  • At the same time, she had little confidence in herself in a social setting, and she preferred to live in the background. She had very few relationships with men and she could blame the lack of attention on her larger size. That way she did not have to admit to herself that it was difficult for her to relate to men.
  • For Melanie, the extra weight was an emotional buffer. With her weight loss, she felt as if she was very much in the foreground with more attention from others, particularly men, and it made her uncomfortable. There was a part of her that wished she had never lost the weight. She had felt safer when there was less attention on her. She knew she looked good now, but she felt so vulnerable.
  • Sometimes she would feel irrationally angry with others for making her feel vulnerable. Or she would feel angry with society, in general, for having such a bad attitude to people with extra weight. They didn’t know how difficult it was for some people to have a beautiful body. It takes a mental toll and requires considerable willpower and sacrifice of unrestricted meals when she went out with her friends. It takes effort to keep up with regular exercise, even if you enjoy it.

Melanie’s psychological burden

The physical challenge of losing weight was not the difficult part of the journey for Melanie. She enjoyed feeling healthier. It was the psychological burden that was much harder to deal with.

This is not uncommon. Many people who have lost weight have had similar emotional struggles. Although their background reasons might differ, the struggle is the same. Small wonder then that such a high percentage of those who have lost weight so well, have regained the weight and more. The emotional burden became too great.

Other consequences can include:

  • A variety of relationship tensions. An overweight partner may feel threatened if their partner begins to look appealing to other men.
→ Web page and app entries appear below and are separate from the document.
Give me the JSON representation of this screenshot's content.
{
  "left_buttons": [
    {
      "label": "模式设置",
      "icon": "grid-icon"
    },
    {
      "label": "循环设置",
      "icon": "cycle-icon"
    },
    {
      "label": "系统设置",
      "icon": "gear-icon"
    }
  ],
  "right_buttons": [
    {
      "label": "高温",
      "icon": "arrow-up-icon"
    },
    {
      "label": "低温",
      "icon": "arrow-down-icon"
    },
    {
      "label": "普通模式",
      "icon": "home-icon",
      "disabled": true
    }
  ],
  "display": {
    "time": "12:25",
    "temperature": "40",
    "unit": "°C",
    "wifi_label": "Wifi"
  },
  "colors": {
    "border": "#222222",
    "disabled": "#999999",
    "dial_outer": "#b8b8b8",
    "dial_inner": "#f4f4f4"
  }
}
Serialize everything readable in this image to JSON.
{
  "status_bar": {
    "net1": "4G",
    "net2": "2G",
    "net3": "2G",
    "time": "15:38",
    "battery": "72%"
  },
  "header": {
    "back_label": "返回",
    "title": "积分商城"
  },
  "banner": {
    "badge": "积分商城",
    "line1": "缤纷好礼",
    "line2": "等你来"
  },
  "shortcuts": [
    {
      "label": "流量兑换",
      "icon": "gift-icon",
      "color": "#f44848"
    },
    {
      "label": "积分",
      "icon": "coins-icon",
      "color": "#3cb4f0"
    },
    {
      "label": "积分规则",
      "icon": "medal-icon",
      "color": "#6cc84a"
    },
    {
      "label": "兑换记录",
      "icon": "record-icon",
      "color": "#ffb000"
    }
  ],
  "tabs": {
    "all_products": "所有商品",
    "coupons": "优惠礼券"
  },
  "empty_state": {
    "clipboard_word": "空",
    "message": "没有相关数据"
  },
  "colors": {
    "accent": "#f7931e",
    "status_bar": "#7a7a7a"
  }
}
A partner who is over-controlling can begin to denigrate her for being flirtatious or even accuse her of affairs, even if neither of these is true. He may try to sabotage her efforts by buying her chocolates or serving her meals that go against her eating plan. He may miss their intimate dinners at a favourite restaurant and feel less important in her life. If it is the man who has lost the weight, the same can apply to the woman’s reactions.
  • A strict diet can become an obsession and eating disorders, such as anorexia nervosa or bulimia or binge-eating can follow.
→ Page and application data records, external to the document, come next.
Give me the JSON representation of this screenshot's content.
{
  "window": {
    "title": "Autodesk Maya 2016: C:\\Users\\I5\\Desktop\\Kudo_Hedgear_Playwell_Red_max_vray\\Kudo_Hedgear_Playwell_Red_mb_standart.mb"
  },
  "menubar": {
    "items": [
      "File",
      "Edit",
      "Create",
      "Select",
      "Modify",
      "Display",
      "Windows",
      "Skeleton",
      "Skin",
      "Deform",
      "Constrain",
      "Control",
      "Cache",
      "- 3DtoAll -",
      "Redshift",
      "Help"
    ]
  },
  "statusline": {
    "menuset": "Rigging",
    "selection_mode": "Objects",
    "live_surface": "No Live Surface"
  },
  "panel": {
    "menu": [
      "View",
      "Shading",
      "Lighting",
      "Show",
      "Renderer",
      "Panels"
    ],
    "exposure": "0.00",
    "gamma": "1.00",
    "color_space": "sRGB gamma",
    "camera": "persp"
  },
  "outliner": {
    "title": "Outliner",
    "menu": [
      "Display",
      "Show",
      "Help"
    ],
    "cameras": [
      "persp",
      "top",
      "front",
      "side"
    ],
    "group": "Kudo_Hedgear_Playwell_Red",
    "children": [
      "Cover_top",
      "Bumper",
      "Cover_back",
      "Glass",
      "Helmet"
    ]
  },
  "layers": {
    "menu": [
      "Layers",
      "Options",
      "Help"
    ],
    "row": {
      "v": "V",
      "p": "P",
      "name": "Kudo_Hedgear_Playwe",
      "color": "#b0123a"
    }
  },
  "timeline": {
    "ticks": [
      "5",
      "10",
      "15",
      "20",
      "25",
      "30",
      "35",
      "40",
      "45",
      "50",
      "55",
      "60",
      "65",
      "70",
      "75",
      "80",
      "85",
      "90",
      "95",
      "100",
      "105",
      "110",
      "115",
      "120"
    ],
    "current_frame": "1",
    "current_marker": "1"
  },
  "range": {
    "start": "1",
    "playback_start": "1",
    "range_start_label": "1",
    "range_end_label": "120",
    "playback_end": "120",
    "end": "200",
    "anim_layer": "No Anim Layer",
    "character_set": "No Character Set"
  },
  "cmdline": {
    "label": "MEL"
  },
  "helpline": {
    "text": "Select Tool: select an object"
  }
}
What can be done to make this emotional burden manageable?

  1. Be self-aware. Know your resistances and stumbling blocks. Get help from a counsellor if you cannot figure it out yourself. Write your struggles in a journal and explore the reasons why they exist. That way you understand yourself better and can deal with the issues as they arise. Work on the areas where you experience self-doubt or when you feel inadequate.
  2. Commit to and focus on self-care. When you have to give up some things, substitute them with healthier options. Don’t leave yourself in limbo.
  3. Get rid of the toxic people in your life who sabotage your efforts to be a healthier and more whole person.
  4. Support makes a huge difference. Keep in touch with friends and family who can help you keep eating well and exercising. Join groups that enjoy the same activities as you do.
  5. Being a healthy weight is still something to strive for. Even though you look different, you are still you and that is okay. Embrace your strong points and work on your difficulties, so that you can enjoy your new image and grow more confident in yourself. Accept your temperament, and given time you will be able to accept your healthier image.

Remember there are many things that you couldn’t do before which you can do with a slimmer body. There will be different opportunities available to you which you couldn’t negotiate before.


Rosemary Flynn
Rosemary Flynn is a clinical psychologist at the Centre for Diabetes in Johannesburg. She has worked with children, families and adults with diabetes for 24 years, enabling them to overcome their anxieties about their condition and to deal with the difficult events in their lives.